RECORDS PROVIDED:
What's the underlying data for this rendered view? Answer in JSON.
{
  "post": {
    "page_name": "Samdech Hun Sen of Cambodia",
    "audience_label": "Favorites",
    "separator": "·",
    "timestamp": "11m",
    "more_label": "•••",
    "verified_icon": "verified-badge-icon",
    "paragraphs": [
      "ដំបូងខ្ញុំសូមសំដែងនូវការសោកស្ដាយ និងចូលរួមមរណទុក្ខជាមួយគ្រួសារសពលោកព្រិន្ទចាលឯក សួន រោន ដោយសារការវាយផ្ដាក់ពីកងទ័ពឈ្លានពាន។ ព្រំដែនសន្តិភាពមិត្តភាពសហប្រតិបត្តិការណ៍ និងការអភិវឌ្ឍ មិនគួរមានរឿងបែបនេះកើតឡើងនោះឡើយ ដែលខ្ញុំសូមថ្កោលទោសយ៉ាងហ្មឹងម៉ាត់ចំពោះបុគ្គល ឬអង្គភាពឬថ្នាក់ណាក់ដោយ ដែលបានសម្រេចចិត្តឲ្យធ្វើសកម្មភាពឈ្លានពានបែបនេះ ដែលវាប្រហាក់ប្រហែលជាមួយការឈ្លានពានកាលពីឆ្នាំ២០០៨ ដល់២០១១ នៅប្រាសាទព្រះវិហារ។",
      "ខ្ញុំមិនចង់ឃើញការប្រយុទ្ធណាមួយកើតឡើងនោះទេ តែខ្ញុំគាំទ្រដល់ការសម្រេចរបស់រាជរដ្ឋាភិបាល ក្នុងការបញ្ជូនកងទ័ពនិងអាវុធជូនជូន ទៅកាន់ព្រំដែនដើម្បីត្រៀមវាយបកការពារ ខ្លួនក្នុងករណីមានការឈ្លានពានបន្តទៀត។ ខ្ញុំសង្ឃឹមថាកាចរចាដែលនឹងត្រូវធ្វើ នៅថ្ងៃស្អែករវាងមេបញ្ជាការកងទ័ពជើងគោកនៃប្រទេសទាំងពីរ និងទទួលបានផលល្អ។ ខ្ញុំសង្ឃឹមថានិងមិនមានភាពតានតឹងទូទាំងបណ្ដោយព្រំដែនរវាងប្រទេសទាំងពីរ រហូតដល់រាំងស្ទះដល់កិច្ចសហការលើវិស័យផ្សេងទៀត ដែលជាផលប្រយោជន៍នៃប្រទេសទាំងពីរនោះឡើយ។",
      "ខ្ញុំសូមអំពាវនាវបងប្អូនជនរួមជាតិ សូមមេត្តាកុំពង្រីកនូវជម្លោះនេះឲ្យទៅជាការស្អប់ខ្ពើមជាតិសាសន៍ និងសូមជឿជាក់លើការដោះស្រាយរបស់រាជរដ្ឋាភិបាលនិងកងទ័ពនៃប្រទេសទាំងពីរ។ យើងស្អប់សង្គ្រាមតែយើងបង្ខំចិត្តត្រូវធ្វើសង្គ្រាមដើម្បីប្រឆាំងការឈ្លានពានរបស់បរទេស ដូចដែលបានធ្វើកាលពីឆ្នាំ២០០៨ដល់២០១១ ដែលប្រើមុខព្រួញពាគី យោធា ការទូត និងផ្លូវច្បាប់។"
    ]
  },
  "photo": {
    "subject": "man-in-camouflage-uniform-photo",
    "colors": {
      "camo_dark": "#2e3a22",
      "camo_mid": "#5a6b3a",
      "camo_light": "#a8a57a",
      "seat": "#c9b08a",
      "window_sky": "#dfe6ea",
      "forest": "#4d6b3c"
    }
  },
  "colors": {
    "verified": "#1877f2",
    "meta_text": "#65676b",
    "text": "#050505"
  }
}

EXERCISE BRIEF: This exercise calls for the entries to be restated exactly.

RESPONSE TO THIS TASK:
What's the underlying data for this rendered view? Answer in JSON.
{
  "post": {
    "page_name": "Samdech Hun Sen of Cambodia",
    "audience_label": "Favorites",
    "separator": "·",
    "timestamp": "11m",
    "more_label": "•••",
    "verified_icon": "verified-badge-icon",
    "paragraphs": [
      "ដំបូងខ្ញុំសូមសំដែងនូវការសោកស្ដាយ និងចូលរួមមរណទុក្ខជាមួយគ្រួសារសពលោកព្រិន្ទចាលឯក សួន រោន ដោយសារការវាយផ្ដាក់ពីកងទ័ពឈ្លានពាន។ ព្រំដែនសន្តិភាពមិត្តភាពសហប្រតិបត្តិការណ៍ និងការអភិវឌ្ឍ មិនគួរមានរឿងបែបនេះកើតឡើងនោះឡើយ ដែលខ្ញុំសូមថ្កោលទោសយ៉ាងហ្មឹងម៉ាត់ចំពោះបុគ្គល ឬអង្គភាពឬថ្នាក់ណាក់ដោយ ដែលបានសម្រេចចិត្តឲ្យធ្វើសកម្មភាពឈ្លានពានបែបនេះ ដែលវាប្រហាក់ប្រហែលជាមួយការឈ្លានពានកាលពីឆ្នាំ២០០៨ ដល់២០១១ នៅប្រាសាទព្រះវិហារ។",
      "ខ្ញុំមិនចង់ឃើញការប្រយុទ្ធណាមួយកើតឡើងនោះទេ តែខ្ញុំគាំទ្រដល់ការសម្រេចរបស់រាជរដ្ឋាភិបាល ក្នុងការបញ្ជូនកងទ័ពនិងអាវុធជូនជូន ទៅកាន់ព្រំដែនដើម្បីត្រៀមវាយបកការពារ ខ្លួនក្នុងករណីមានការឈ្លានពានបន្តទៀត។ ខ្ញុំសង្ឃឹមថាកាចរចាដែលនឹងត្រូវធ្វើ នៅថ្ងៃស្អែករវាងមេបញ្ជាការកងទ័ពជើងគោកនៃប្រទេសទាំងពីរ និងទទួលបានផលល្អ។ ខ្ញុំសង្ឃឹមថានិងមិនមានភាពតានតឹងទូទាំងបណ្ដោយព្រំដែនរវាងប្រទេសទាំងពីរ រហូតដល់រាំងស្ទះដល់កិច្ចសហការលើវិស័យផ្សេងទៀត ដែលជាផលប្រយោជន៍នៃប្រទេសទាំងពីរនោះឡើយ។",
      "ខ្ញុំសូមអំពាវនាវបងប្អូនជនរួមជាតិ សូមមេត្តាកុំពង្រីកនូវជម្លោះនេះឲ្យទៅជាការស្អប់ខ្ពើមជាតិសាសន៍ និងសូមជឿជាក់លើការដោះស្រាយរបស់រាជរដ្ឋាភិបាលនិងកងទ័ពនៃប្រទេសទាំងពីរ។ យើងស្អប់សង្គ្រាមតែយើងបង្ខំចិត្តត្រូវធ្វើសង្គ្រាមដើម្បីប្រឆាំងការឈ្លានពានរបស់បរទេស ដូចដែលបានធ្វើកាលពីឆ្នាំ២០០៨ដល់២០១១ ដែលប្រើមុខព្រួញពាគី យោធា ការទូត និងផ្លូវច្បាប់។"
    ]
  },
  "photo": {
    "subject": "man-in-camouflage-uniform-photo",
    "colors": {
      "camo_dark": "#2e3a22",
      "camo_mid": "#5a6b3a",
      "camo_light": "#a8a57a",
      "seat": "#c9b08a",
      "window_sky": "#dfe6ea",
      "forest": "#4d6b3c"
    }
  },
  "colors": {
    "verified": "#1877f2",
    "meta_text": "#65676b",
    "text": "#050505"
  }
}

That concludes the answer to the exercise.